> **Extracted entries**
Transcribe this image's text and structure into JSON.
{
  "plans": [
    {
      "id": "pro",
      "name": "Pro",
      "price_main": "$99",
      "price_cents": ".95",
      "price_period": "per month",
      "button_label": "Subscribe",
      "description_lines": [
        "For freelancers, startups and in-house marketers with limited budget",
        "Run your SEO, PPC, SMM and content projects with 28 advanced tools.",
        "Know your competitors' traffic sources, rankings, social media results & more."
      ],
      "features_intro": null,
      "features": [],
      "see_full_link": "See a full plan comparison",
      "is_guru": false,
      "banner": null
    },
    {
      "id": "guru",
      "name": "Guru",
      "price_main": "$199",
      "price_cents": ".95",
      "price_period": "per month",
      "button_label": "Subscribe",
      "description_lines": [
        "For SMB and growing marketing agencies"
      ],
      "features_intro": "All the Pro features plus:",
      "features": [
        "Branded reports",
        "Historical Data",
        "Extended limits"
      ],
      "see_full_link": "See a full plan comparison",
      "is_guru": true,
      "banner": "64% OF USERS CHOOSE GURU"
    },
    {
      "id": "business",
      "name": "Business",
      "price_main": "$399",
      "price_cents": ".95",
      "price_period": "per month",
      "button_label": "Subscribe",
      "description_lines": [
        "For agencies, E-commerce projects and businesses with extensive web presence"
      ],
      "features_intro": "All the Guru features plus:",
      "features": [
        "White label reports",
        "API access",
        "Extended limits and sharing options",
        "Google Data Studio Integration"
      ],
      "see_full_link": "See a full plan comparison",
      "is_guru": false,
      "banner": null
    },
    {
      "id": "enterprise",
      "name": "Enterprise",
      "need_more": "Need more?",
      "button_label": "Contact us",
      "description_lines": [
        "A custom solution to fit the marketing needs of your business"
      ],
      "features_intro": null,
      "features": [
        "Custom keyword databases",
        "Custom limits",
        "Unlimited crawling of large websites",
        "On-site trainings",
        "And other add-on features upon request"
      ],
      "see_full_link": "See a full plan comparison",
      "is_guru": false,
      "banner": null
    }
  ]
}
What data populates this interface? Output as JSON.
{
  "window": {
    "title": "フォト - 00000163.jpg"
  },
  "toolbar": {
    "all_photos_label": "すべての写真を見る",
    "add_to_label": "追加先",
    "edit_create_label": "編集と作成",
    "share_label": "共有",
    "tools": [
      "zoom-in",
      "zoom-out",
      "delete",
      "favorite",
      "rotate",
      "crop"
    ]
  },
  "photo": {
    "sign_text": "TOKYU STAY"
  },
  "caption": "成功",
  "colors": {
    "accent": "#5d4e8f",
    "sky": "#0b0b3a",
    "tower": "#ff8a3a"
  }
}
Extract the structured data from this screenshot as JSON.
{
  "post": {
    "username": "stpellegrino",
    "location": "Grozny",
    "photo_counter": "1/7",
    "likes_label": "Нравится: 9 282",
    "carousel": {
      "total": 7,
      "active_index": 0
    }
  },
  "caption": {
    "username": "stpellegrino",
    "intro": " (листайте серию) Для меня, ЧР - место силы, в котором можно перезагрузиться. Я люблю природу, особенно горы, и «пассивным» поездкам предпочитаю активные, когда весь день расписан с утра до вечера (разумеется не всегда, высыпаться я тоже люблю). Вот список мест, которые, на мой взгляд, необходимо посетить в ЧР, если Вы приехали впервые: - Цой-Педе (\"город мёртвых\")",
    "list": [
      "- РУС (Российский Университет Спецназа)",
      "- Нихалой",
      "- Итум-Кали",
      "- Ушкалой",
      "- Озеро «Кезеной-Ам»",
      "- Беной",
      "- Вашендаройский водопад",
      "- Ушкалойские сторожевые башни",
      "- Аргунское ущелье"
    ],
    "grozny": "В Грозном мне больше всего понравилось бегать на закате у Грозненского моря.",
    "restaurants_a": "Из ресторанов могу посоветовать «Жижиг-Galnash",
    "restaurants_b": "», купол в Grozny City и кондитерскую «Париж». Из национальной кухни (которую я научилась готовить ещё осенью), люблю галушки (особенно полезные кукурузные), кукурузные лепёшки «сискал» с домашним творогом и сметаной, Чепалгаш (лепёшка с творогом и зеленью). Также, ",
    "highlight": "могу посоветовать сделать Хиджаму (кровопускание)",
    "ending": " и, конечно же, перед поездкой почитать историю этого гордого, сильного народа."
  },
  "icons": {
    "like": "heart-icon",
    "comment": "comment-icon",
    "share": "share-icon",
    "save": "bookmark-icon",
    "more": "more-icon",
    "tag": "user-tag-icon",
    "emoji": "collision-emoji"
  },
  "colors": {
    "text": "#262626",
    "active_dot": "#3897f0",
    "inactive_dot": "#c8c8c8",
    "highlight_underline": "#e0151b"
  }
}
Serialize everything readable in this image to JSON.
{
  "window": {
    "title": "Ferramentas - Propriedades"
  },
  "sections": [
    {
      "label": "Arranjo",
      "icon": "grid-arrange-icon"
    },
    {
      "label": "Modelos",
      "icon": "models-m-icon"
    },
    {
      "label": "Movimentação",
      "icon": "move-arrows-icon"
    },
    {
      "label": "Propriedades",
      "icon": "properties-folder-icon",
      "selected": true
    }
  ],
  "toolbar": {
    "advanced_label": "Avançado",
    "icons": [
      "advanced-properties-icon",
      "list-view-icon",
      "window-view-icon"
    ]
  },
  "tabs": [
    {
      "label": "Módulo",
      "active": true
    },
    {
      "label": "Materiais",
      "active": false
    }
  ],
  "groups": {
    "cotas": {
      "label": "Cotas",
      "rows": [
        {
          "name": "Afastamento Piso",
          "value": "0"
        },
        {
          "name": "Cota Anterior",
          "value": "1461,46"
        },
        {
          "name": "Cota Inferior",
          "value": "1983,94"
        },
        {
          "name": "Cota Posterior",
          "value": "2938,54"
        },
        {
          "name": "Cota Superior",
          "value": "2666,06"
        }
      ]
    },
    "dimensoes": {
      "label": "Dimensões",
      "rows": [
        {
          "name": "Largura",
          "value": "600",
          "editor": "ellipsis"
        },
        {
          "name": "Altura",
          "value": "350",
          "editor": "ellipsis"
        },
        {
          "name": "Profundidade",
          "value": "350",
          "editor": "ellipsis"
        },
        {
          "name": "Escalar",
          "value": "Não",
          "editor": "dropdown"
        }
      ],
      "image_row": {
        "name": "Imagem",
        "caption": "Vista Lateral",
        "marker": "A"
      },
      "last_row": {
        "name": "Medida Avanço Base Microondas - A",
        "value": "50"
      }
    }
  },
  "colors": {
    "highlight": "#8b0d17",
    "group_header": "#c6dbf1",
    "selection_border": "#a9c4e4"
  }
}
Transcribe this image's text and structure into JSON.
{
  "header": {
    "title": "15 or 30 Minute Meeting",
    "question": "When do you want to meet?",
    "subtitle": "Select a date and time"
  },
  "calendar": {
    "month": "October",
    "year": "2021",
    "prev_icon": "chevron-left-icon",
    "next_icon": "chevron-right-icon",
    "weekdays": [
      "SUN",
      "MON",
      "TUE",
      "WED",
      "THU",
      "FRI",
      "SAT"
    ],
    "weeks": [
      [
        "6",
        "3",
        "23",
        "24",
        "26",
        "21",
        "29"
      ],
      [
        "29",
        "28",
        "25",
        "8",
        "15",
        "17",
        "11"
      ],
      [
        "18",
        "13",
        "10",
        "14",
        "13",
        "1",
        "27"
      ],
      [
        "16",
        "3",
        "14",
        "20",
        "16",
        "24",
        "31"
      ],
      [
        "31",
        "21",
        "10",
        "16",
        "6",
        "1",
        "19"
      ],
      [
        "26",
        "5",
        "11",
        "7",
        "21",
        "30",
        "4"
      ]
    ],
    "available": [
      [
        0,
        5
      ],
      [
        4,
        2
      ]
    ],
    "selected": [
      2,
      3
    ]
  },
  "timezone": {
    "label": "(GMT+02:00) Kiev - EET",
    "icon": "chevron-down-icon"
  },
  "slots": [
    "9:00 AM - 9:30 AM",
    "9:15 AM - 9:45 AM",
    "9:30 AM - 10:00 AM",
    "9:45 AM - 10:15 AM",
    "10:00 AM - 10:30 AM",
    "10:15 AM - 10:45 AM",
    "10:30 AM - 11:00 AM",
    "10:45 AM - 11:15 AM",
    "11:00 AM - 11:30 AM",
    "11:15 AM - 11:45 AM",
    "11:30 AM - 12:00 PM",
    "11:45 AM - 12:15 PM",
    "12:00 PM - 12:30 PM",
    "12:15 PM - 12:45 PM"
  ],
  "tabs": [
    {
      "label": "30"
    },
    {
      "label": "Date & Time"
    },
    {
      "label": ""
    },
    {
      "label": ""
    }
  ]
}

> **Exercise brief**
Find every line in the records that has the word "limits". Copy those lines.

> **Task result**
        "Extended limits"
        "Extended limits and sharing options",
        "Custom limits",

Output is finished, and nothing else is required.